[What is being asked]
Your copy starts at the line containing "Decode this image" and ends at the last line below. Copy exactly, without pictures.

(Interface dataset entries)
━━━
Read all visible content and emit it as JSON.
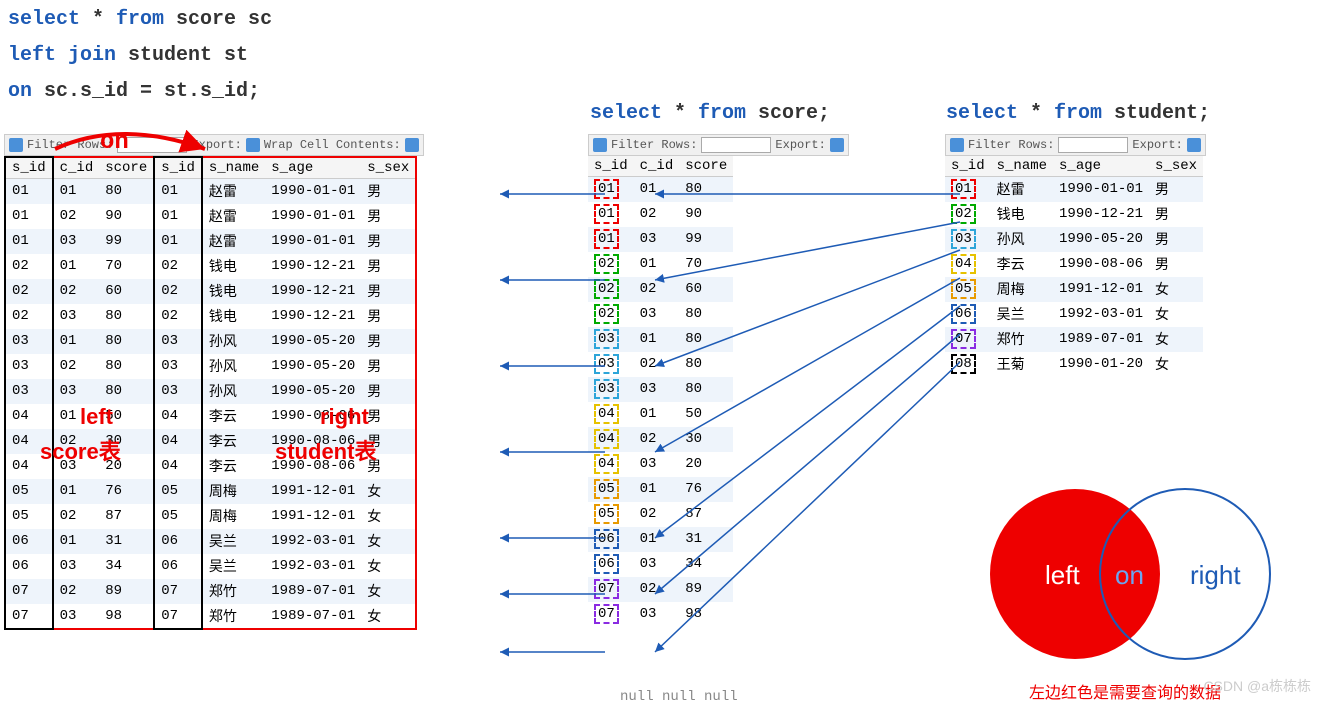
{
  "sql_main": {
    "l1_kw1": "select",
    "l1_t1": " * ",
    "l1_kw2": "from",
    "l1_t2": " score sc",
    "l2_kw1": "left join",
    "l2_t1": " student st",
    "l3_kw1": "on",
    "l3_t1": " sc.s_id = st.s_id;"
  },
  "sql_score": {
    "kw1": "select",
    "t1": " * ",
    "kw2": "from",
    "t2": " score;"
  },
  "sql_student": {
    "kw1": "select",
    "t1": " * ",
    "kw2": "from",
    "t2": " student;"
  },
  "toolbar": {
    "filter": "Filter Rows:",
    "export": "Export:",
    "wrap": "Wrap Cell Contents:"
  },
  "headers_join": {
    "c0": "s_id",
    "c1": "c_id",
    "c2": "score",
    "c3": "s_id",
    "c4": "s_name",
    "c5": "s_age",
    "c6": "s_sex"
  },
  "headers_score": {
    "c0": "s_id",
    "c1": "c_id",
    "c2": "score"
  },
  "headers_student": {
    "c0": "s_id",
    "c1": "s_name",
    "c2": "s_age",
    "c3": "s_sex"
  },
  "join_rows": [
    {
      "a": "01",
      "b": "01",
      "c": "80",
      "d": "01",
      "e": "赵雷",
      "f": "1990-01-01",
      "g": "男"
    },
    {
      "a": "01",
      "b": "02",
      "c": "90",
      "d": "01",
      "e": "赵雷",
      "f": "1990-01-01",
      "g": "男"
    },
    {
      "a": "01",
      "b": "03",
      "c": "99",
      "d": "01",
      "e": "赵雷",
      "f": "1990-01-01",
      "g": "男"
    },
    {
      "a": "02",
      "b": "01",
      "c": "70",
      "d": "02",
      "e": "钱电",
      "f": "1990-12-21",
      "g": "男"
    },
    {
      "a": "02",
      "b": "02",
      "c": "60",
      "d": "02",
      "e": "钱电",
      "f": "1990-12-21",
      "g": "男"
    },
    {
      "a": "02",
      "b": "03",
      "c": "80",
      "d": "02",
      "e": "钱电",
      "f": "1990-12-21",
      "g": "男"
    },
    {
      "a": "03",
      "b": "01",
      "c": "80",
      "d": "03",
      "e": "孙风",
      "f": "1990-05-20",
      "g": "男"
    },
    {
      "a": "03",
      "b": "02",
      "c": "80",
      "d": "03",
      "e": "孙风",
      "f": "1990-05-20",
      "g": "男"
    },
    {
      "a": "03",
      "b": "03",
      "c": "80",
      "d": "03",
      "e": "孙风",
      "f": "1990-05-20",
      "g": "男"
    },
    {
      "a": "04",
      "b": "01",
      "c": "50",
      "d": "04",
      "e": "李云",
      "f": "1990-08-06",
      "g": "男"
    },
    {
      "a": "04",
      "b": "02",
      "c": "30",
      "d": "04",
      "e": "李云",
      "f": "1990-08-06",
      "g": "男"
    },
    {
      "a": "04",
      "b": "03",
      "c": "20",
      "d": "04",
      "e": "李云",
      "f": "1990-08-06",
      "g": "男"
    },
    {
      "a": "05",
      "b": "01",
      "c": "76",
      "d": "05",
      "e": "周梅",
      "f": "1991-12-01",
      "g": "女"
    },
    {
      "a": "05",
      "b": "02",
      "c": "87",
      "d": "05",
      "e": "周梅",
      "f": "1991-12-01",
      "g": "女"
    },
    {
      "a": "06",
      "b": "01",
      "c": "31",
      "d": "06",
      "e": "吴兰",
      "f": "1992-03-01",
      "g": "女"
    },
    {
      "a": "06",
      "b": "03",
      "c": "34",
      "d": "06",
      "e": "吴兰",
      "f": "1992-03-01",
      "g": "女"
    },
    {
      "a": "07",
      "b": "02",
      "c": "89",
      "d": "07",
      "e": "郑竹",
      "f": "1989-07-01",
      "g": "女"
    },
    {
      "a": "07",
      "b": "03",
      "c": "98",
      "d": "07",
      "e": "郑竹",
      "f": "1989-07-01",
      "g": "女"
    }
  ],
  "score_rows": [
    {
      "a": "01",
      "b": "01",
      "c": "80",
      "color": "#e00"
    },
    {
      "a": "01",
      "b": "02",
      "c": "90",
      "color": "#e00"
    },
    {
      "a": "01",
      "b": "03",
      "c": "99",
      "color": "#e00"
    },
    {
      "a": "02",
      "b": "01",
      "c": "70",
      "color": "#0a0"
    },
    {
      "a": "02",
      "b": "02",
      "c": "60",
      "color": "#0a0"
    },
    {
      "a": "02",
      "b": "03",
      "c": "80",
      "color": "#0a0"
    },
    {
      "a": "03",
      "b": "01",
      "c": "80",
      "color": "#2da5d9"
    },
    {
      "a": "03",
      "b": "02",
      "c": "80",
      "color": "#2da5d9"
    },
    {
      "a": "03",
      "b": "03",
      "c": "80",
      "color": "#2da5d9"
    },
    {
      "a": "04",
      "b": "01",
      "c": "50",
      "color": "#e6c200"
    },
    {
      "a": "04",
      "b": "02",
      "c": "30",
      "color": "#e6c200"
    },
    {
      "a": "04",
      "b": "03",
      "c": "20",
      "color": "#e6c200"
    },
    {
      "a": "05",
      "b": "01",
      "c": "76",
      "color": "#e89a00"
    },
    {
      "a": "05",
      "b": "02",
      "c": "87",
      "color": "#e89a00"
    },
    {
      "a": "06",
      "b": "01",
      "c": "31",
      "color": "#1e5bb5"
    },
    {
      "a": "06",
      "b": "03",
      "c": "34",
      "color": "#1e5bb5"
    },
    {
      "a": "07",
      "b": "02",
      "c": "89",
      "color": "#8a2be2"
    },
    {
      "a": "07",
      "b": "03",
      "c": "98",
      "color": "#8a2be2"
    }
  ],
  "student_rows": [
    {
      "a": "01",
      "b": "赵雷",
      "c": "1990-01-01",
      "d": "男",
      "color": "#e00"
    },
    {
      "a": "02",
      "b": "钱电",
      "c": "1990-12-21",
      "d": "男",
      "color": "#0a0"
    },
    {
      "a": "03",
      "b": "孙风",
      "c": "1990-05-20",
      "d": "男",
      "color": "#2da5d9"
    },
    {
      "a": "04",
      "b": "李云",
      "c": "1990-08-06",
      "d": "男",
      "color": "#e6c200"
    },
    {
      "a": "05",
      "b": "周梅",
      "c": "1991-12-01",
      "d": "女",
      "color": "#e89a00"
    },
    {
      "a": "06",
      "b": "吴兰",
      "c": "1992-03-01",
      "d": "女",
      "color": "#1e5bb5"
    },
    {
      "a": "07",
      "b": "郑竹",
      "c": "1989-07-01",
      "d": "女",
      "color": "#8a2be2"
    },
    {
      "a": "08",
      "b": "王菊",
      "c": "1990-01-20",
      "d": "女",
      "color": "#000"
    }
  ],
  "labels": {
    "on": "on",
    "left": "left",
    "score_tbl": "score表",
    "right": "right",
    "student_tbl": "student表"
  },
  "venn": {
    "left": "left",
    "on": "on",
    "right": "right",
    "caption": "左边红色是需要查询的数据"
  },
  "nulltxt": "null  null  null",
  "watermark": "CSDN @a栋栋栋"
}
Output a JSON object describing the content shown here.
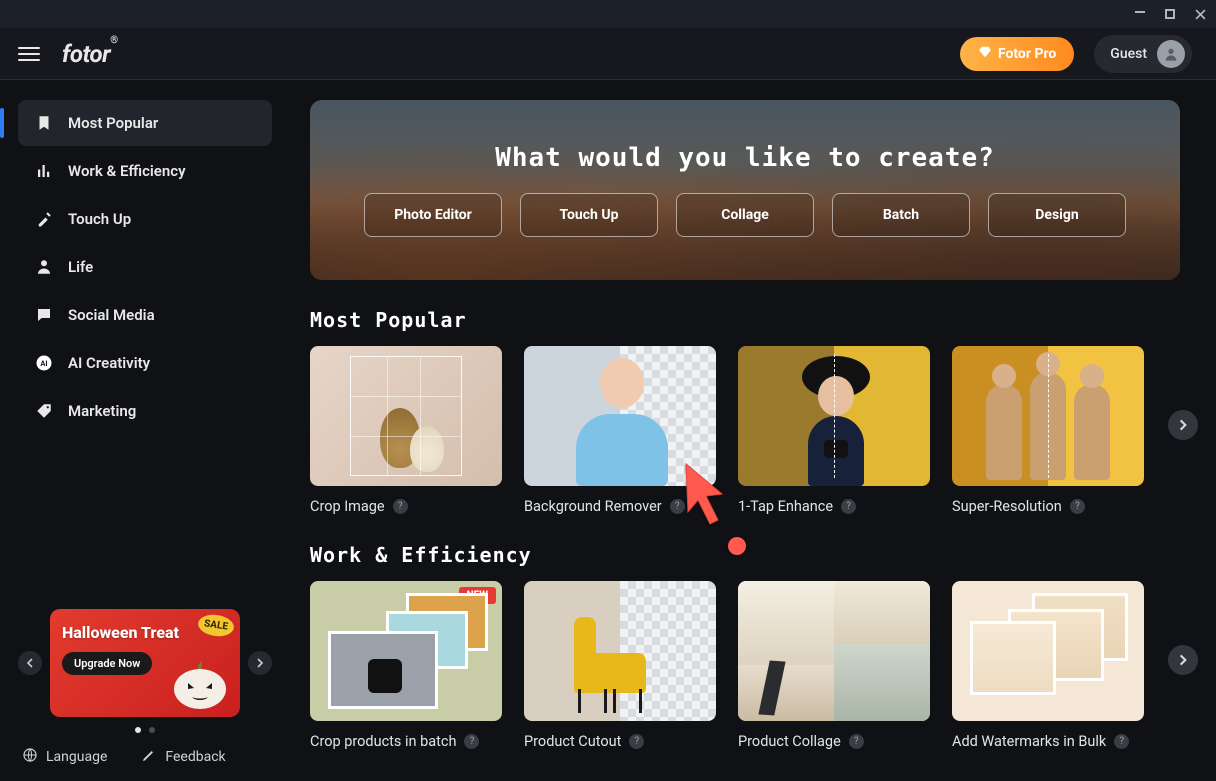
{
  "window": {
    "minimize": "–",
    "maximize": "□",
    "close": "✕"
  },
  "brand": {
    "name": "fotor",
    "reg": "®"
  },
  "topbar": {
    "pro_label": "Fotor Pro",
    "guest_label": "Guest"
  },
  "sidebar": {
    "items": [
      {
        "label": "Most Popular",
        "icon": "bookmark-icon"
      },
      {
        "label": "Work & Efficiency",
        "icon": "bars-icon"
      },
      {
        "label": "Touch Up",
        "icon": "wand-icon"
      },
      {
        "label": "Life",
        "icon": "person-icon"
      },
      {
        "label": "Social Media",
        "icon": "chat-icon"
      },
      {
        "label": "AI Creativity",
        "icon": "ai-icon"
      },
      {
        "label": "Marketing",
        "icon": "tag-icon"
      }
    ],
    "promo": {
      "badge": "SALE",
      "title": "Halloween Treat",
      "cta": "Upgrade Now"
    },
    "bottom": {
      "language": "Language",
      "feedback": "Feedback"
    }
  },
  "hero": {
    "title": "What would you like to create?",
    "buttons": [
      "Photo Editor",
      "Touch Up",
      "Collage",
      "Batch",
      "Design"
    ]
  },
  "sections": {
    "popular": {
      "title": "Most Popular",
      "cards": [
        {
          "label": "Crop Image"
        },
        {
          "label": "Background Remover"
        },
        {
          "label": "1-Tap Enhance"
        },
        {
          "label": "Super-Resolution"
        }
      ]
    },
    "work": {
      "title": "Work & Efficiency",
      "cards": [
        {
          "label": "Crop products in batch",
          "badge": "NEW"
        },
        {
          "label": "Product Cutout"
        },
        {
          "label": "Product Collage"
        },
        {
          "label": "Add Watermarks in Bulk"
        }
      ]
    }
  }
}
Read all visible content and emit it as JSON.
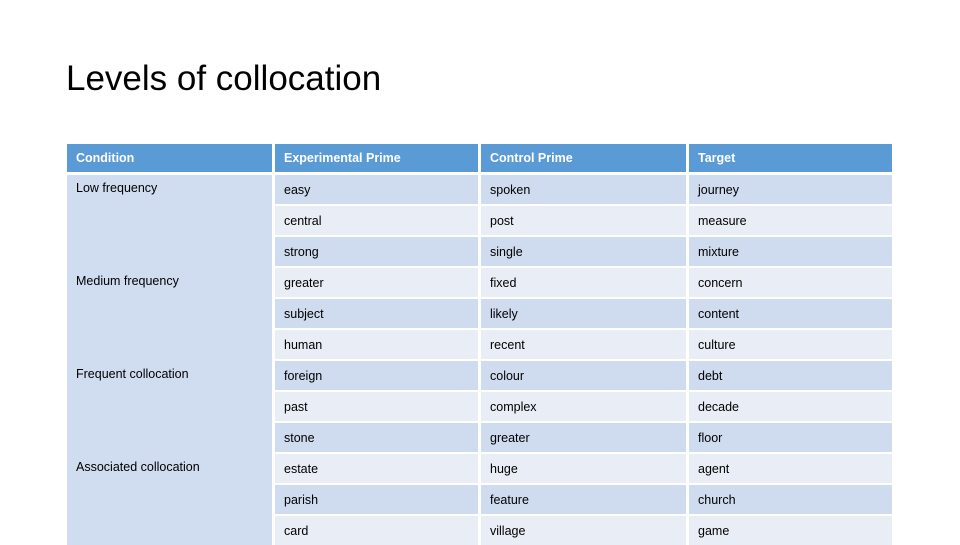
{
  "slide": {
    "title": "Levels of collocation"
  },
  "colors": {
    "header_band": "#5B9BD5",
    "header_text": "#FFFFFF",
    "condition_column": "#D0DCEF",
    "row_band_dark": "#CFDBEE",
    "row_band_light": "#E9EDF5",
    "body_text": "#000000",
    "slide_background": "#FFFFFF"
  },
  "table": {
    "headers": [
      "Condition",
      "Experimental Prime",
      "Control Prime",
      "Target"
    ],
    "groups": [
      {
        "condition": "Low frequency",
        "rows": [
          {
            "experimental_prime": "easy",
            "control_prime": "spoken",
            "target": "journey"
          },
          {
            "experimental_prime": "central",
            "control_prime": "post",
            "target": "measure"
          },
          {
            "experimental_prime": "strong",
            "control_prime": "single",
            "target": "mixture"
          }
        ]
      },
      {
        "condition": "Medium frequency",
        "rows": [
          {
            "experimental_prime": "greater",
            "control_prime": "fixed",
            "target": "concern"
          },
          {
            "experimental_prime": "subject",
            "control_prime": "likely",
            "target": "content"
          },
          {
            "experimental_prime": "human",
            "control_prime": "recent",
            "target": "culture"
          }
        ]
      },
      {
        "condition": "Frequent collocation",
        "rows": [
          {
            "experimental_prime": "foreign",
            "control_prime": "colour",
            "target": "debt"
          },
          {
            "experimental_prime": "past",
            "control_prime": "complex",
            "target": "decade"
          },
          {
            "experimental_prime": "stone",
            "control_prime": "greater",
            "target": "floor"
          }
        ]
      },
      {
        "condition": "Associated collocation",
        "rows": [
          {
            "experimental_prime": "estate",
            "control_prime": "huge",
            "target": "agent"
          },
          {
            "experimental_prime": "parish",
            "control_prime": "feature",
            "target": "church"
          },
          {
            "experimental_prime": "card",
            "control_prime": "village",
            "target": "game"
          }
        ]
      }
    ]
  }
}
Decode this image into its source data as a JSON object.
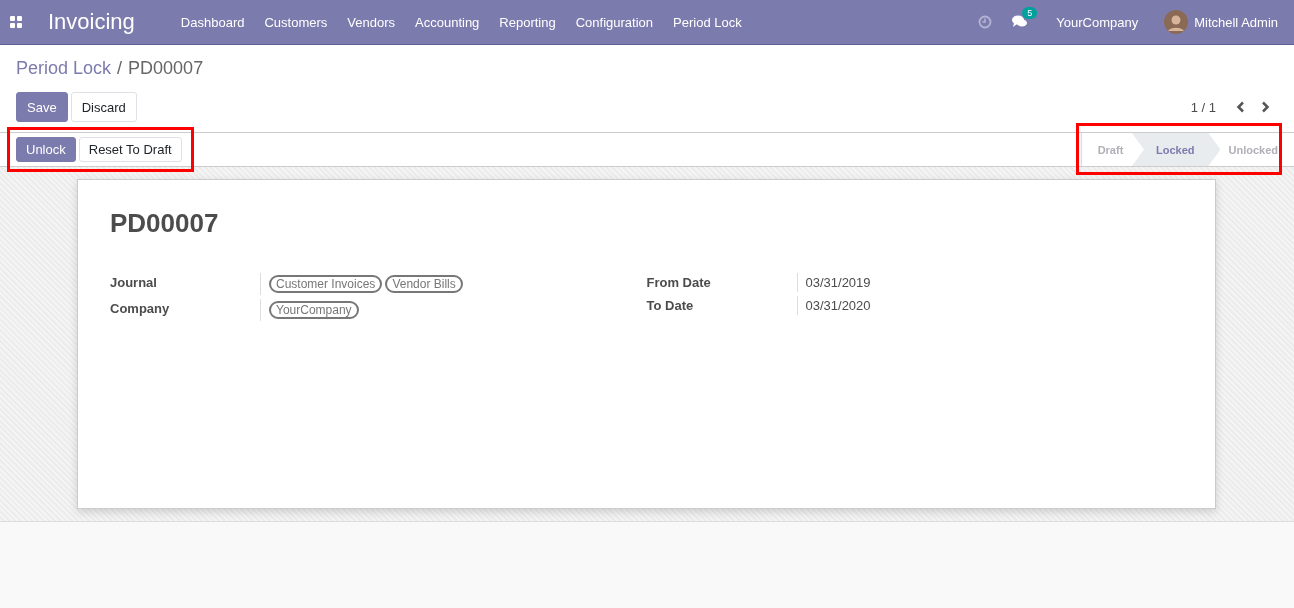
{
  "navbar": {
    "app_name": "Invoicing",
    "menu": [
      "Dashboard",
      "Customers",
      "Vendors",
      "Accounting",
      "Reporting",
      "Configuration",
      "Period Lock"
    ],
    "message_count": "5",
    "company": "YourCompany",
    "user": "Mitchell Admin"
  },
  "breadcrumb": {
    "parent": "Period Lock",
    "separator": "/",
    "current": "PD00007"
  },
  "buttons": [
    "Save",
    "Discard"
  ],
  "pager": "1 / 1",
  "header_buttons": [
    {
      "label": "Unlock",
      "primary": true
    },
    {
      "label": "Reset To Draft",
      "primary": false
    }
  ],
  "statusbar": [
    {
      "label": "Draft",
      "selected": false
    },
    {
      "label": "Locked",
      "selected": true
    },
    {
      "label": "Unlocked",
      "selected": false
    }
  ],
  "record": {
    "title": "PD00007",
    "left_fields": [
      {
        "label": "Journal",
        "tags": [
          "Customer Invoices",
          "Vendor Bills"
        ]
      },
      {
        "label": "Company",
        "tags": [
          "YourCompany"
        ]
      }
    ],
    "right_fields": [
      {
        "label": "From Date",
        "value": "03/31/2019"
      },
      {
        "label": "To Date",
        "value": "03/31/2020"
      }
    ]
  }
}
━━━
[Reply]
Decode this image into its source data as a JSON object.
{
  "navbar": {
    "app_name": "Invoicing",
    "menu": [
      "Dashboard",
      "Customers",
      "Vendors",
      "Accounting",
      "Reporting",
      "Configuration",
      "Period Lock"
    ],
    "message_count": "5",
    "company": "YourCompany",
    "user": "Mitchell Admin"
  },
  "breadcrumb": {
    "parent": "Period Lock",
    "separator": "/",
    "current": "PD00007"
  },
  "buttons": [
    "Save",
    "Discard"
  ],
  "pager": "1 / 1",
  "header_buttons": [
    {
      "label": "Unlock",
      "primary": true
    },
    {
      "label": "Reset To Draft",
      "primary": false
    }
  ],
  "statusbar": [
    {
      "label": "Draft",
      "selected": false
    },
    {
      "label": "Locked",
      "selected": true
    },
    {
      "label": "Unlocked",
      "selected": false
    }
  ],
  "record": {
    "title": "PD00007",
    "left_fields": [
      {
        "label": "Journal",
        "tags": [
          "Customer Invoices",
          "Vendor Bills"
        ]
      },
      {
        "label": "Company",
        "tags": [
          "YourCompany"
        ]
      }
    ],
    "right_fields": [
      {
        "label": "From Date",
        "value": "03/31/2019"
      },
      {
        "label": "To Date",
        "value": "03/31/2020"
      }
    ]
  }
}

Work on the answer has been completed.